--- Description of the task ---
All of the data that appears below is to be given again precisely as written.

--- Input for this task ---
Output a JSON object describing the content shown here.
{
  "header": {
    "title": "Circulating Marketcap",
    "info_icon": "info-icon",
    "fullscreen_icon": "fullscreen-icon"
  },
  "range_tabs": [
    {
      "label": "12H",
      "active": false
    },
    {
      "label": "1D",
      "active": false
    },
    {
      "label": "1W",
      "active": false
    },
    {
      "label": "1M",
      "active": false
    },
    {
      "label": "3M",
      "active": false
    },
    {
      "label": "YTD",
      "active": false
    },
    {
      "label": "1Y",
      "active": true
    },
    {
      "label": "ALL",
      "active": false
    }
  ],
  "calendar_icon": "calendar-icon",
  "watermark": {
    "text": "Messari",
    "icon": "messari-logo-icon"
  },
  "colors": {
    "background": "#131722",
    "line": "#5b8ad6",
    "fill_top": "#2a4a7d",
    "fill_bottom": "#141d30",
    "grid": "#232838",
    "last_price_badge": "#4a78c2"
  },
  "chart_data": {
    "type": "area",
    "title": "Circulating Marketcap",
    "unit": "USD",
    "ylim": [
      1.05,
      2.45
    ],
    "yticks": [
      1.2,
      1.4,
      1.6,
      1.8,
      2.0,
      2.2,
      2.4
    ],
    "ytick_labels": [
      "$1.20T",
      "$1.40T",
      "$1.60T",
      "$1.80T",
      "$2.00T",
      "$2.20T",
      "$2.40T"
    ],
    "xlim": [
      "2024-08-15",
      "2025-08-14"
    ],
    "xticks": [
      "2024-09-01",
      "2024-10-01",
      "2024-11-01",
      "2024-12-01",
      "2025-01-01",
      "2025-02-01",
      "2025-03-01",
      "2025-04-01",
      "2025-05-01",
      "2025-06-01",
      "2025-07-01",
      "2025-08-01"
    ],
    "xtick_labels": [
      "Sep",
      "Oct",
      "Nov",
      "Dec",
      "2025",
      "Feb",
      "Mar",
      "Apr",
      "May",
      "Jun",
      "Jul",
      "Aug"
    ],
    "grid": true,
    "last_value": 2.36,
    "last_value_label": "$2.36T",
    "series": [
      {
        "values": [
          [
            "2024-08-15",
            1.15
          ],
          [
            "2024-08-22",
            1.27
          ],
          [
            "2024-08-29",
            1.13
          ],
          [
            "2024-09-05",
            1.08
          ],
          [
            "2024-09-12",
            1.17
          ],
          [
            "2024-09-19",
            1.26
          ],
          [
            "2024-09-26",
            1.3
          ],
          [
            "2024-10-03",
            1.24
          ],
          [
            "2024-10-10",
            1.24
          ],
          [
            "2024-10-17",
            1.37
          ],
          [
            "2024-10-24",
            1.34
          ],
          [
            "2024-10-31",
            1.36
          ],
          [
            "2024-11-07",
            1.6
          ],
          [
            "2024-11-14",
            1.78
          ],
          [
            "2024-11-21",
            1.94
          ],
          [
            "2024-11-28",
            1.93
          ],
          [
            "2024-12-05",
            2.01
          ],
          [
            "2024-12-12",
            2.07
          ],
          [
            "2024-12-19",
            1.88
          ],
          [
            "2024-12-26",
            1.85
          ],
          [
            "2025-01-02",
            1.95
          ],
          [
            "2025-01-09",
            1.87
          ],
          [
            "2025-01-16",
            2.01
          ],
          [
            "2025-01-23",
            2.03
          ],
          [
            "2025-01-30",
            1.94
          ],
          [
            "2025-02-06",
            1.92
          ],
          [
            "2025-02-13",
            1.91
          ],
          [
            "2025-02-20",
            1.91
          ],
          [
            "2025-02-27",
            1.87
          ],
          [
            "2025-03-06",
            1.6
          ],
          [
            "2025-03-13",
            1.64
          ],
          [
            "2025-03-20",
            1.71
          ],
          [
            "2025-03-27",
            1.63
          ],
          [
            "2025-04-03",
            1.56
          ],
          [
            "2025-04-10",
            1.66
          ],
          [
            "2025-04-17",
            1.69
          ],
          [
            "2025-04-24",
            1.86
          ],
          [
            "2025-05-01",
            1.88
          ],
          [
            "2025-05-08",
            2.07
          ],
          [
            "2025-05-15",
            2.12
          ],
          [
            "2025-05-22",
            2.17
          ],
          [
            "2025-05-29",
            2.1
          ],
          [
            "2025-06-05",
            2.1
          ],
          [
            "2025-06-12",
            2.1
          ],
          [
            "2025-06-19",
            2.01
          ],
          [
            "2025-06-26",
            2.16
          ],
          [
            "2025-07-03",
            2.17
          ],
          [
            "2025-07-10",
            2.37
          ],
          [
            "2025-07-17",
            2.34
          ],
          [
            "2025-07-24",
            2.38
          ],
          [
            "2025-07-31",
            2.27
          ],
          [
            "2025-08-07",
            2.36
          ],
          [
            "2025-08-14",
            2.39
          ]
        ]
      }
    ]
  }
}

--- Reply ---
Output a JSON object describing the content shown here.
{
  "header": {
    "title": "Circulating Marketcap",
    "info_icon": "info-icon",
    "fullscreen_icon": "fullscreen-icon"
  },
  "range_tabs": [
    {
      "label": "12H",
      "active": false
    },
    {
      "label": "1D",
      "active": false
    },
    {
      "label": "1W",
      "active": false
    },
    {
      "label": "1M",
      "active": false
    },
    {
      "label": "3M",
      "active": false
    },
    {
      "label": "YTD",
      "active": false
    },
    {
      "label": "1Y",
      "active": true
    },
    {
      "label": "ALL",
      "active": false
    }
  ],
  "calendar_icon": "calendar-icon",
  "watermark": {
    "text": "Messari",
    "icon": "messari-logo-icon"
  },
  "colors": {
    "background": "#131722",
    "line": "#5b8ad6",
    "fill_top": "#2a4a7d",
    "fill_bottom": "#141d30",
    "grid": "#232838",
    "last_price_badge": "#4a78c2"
  },
  "chart_data": {
    "type": "area",
    "title": "Circulating Marketcap",
    "unit": "USD",
    "ylim": [
      1.05,
      2.45
    ],
    "yticks": [
      1.2,
      1.4,
      1.6,
      1.8,
      2.0,
      2.2,
      2.4
    ],
    "ytick_labels": [
      "$1.20T",
      "$1.40T",
      "$1.60T",
      "$1.80T",
      "$2.00T",
      "$2.20T",
      "$2.40T"
    ],
    "xlim": [
      "2024-08-15",
      "2025-08-14"
    ],
    "xticks": [
      "2024-09-01",
      "2024-10-01",
      "2024-11-01",
      "2024-12-01",
      "2025-01-01",
      "2025-02-01",
      "2025-03-01",
      "2025-04-01",
      "2025-05-01",
      "2025-06-01",
      "2025-07-01",
      "2025-08-01"
    ],
    "xtick_labels": [
      "Sep",
      "Oct",
      "Nov",
      "Dec",
      "2025",
      "Feb",
      "Mar",
      "Apr",
      "May",
      "Jun",
      "Jul",
      "Aug"
    ],
    "grid": true,
    "last_value": 2.36,
    "last_value_label": "$2.36T",
    "series": [
      {
        "values": [
          [
            "2024-08-15",
            1.15
          ],
          [
            "2024-08-22",
            1.27
          ],
          [
            "2024-08-29",
            1.13
          ],
          [
            "2024-09-05",
            1.08
          ],
          [
            "2024-09-12",
            1.17
          ],
          [
            "2024-09-19",
            1.26
          ],
          [
            "2024-09-26",
            1.3
          ],
          [
            "2024-10-03",
            1.24
          ],
          [
            "2024-10-10",
            1.24
          ],
          [
            "2024-10-17",
            1.37
          ],
          [
            "2024-10-24",
            1.34
          ],
          [
            "2024-10-31",
            1.36
          ],
          [
            "2024-11-07",
            1.6
          ],
          [
            "2024-11-14",
            1.78
          ],
          [
            "2024-11-21",
            1.94
          ],
          [
            "2024-11-28",
            1.93
          ],
          [
            "2024-12-05",
            2.01
          ],
          [
            "2024-12-12",
            2.07
          ],
          [
            "2024-12-19",
            1.88
          ],
          [
            "2024-12-26",
            1.85
          ],
          [
            "2025-01-02",
            1.95
          ],
          [
            "2025-01-09",
            1.87
          ],
          [
            "2025-01-16",
            2.01
          ],
          [
            "2025-01-23",
            2.03
          ],
          [
            "2025-01-30",
            1.94
          ],
          [
            "2025-02-06",
            1.92
          ],
          [
            "2025-02-13",
            1.91
          ],
          [
            "2025-02-20",
            1.91
          ],
          [
            "2025-02-27",
            1.87
          ],
          [
            "2025-03-06",
            1.6
          ],
          [
            "2025-03-13",
            1.64
          ],
          [
            "2025-03-20",
            1.71
          ],
          [
            "2025-03-27",
            1.63
          ],
          [
            "2025-04-03",
            1.56
          ],
          [
            "2025-04-10",
            1.66
          ],
          [
            "2025-04-17",
            1.69
          ],
          [
            "2025-04-24",
            1.86
          ],
          [
            "2025-05-01",
            1.88
          ],
          [
            "2025-05-08",
            2.07
          ],
          [
            "2025-05-15",
            2.12
          ],
          [
            "2025-05-22",
            2.17
          ],
          [
            "2025-05-29",
            2.1
          ],
          [
            "2025-06-05",
            2.1
          ],
          [
            "2025-06-12",
            2.1
          ],
          [
            "2025-06-19",
            2.01
          ],
          [
            "2025-06-26",
            2.16
          ],
          [
            "2025-07-03",
            2.17
          ],
          [
            "2025-07-10",
            2.37
          ],
          [
            "2025-07-17",
            2.34
          ],
          [
            "2025-07-24",
            2.38
          ],
          [
            "2025-07-31",
            2.27
          ],
          [
            "2025-08-07",
            2.36
          ],
          [
            "2025-08-14",
            2.39
          ]
        ]
      }
    ]
  }
}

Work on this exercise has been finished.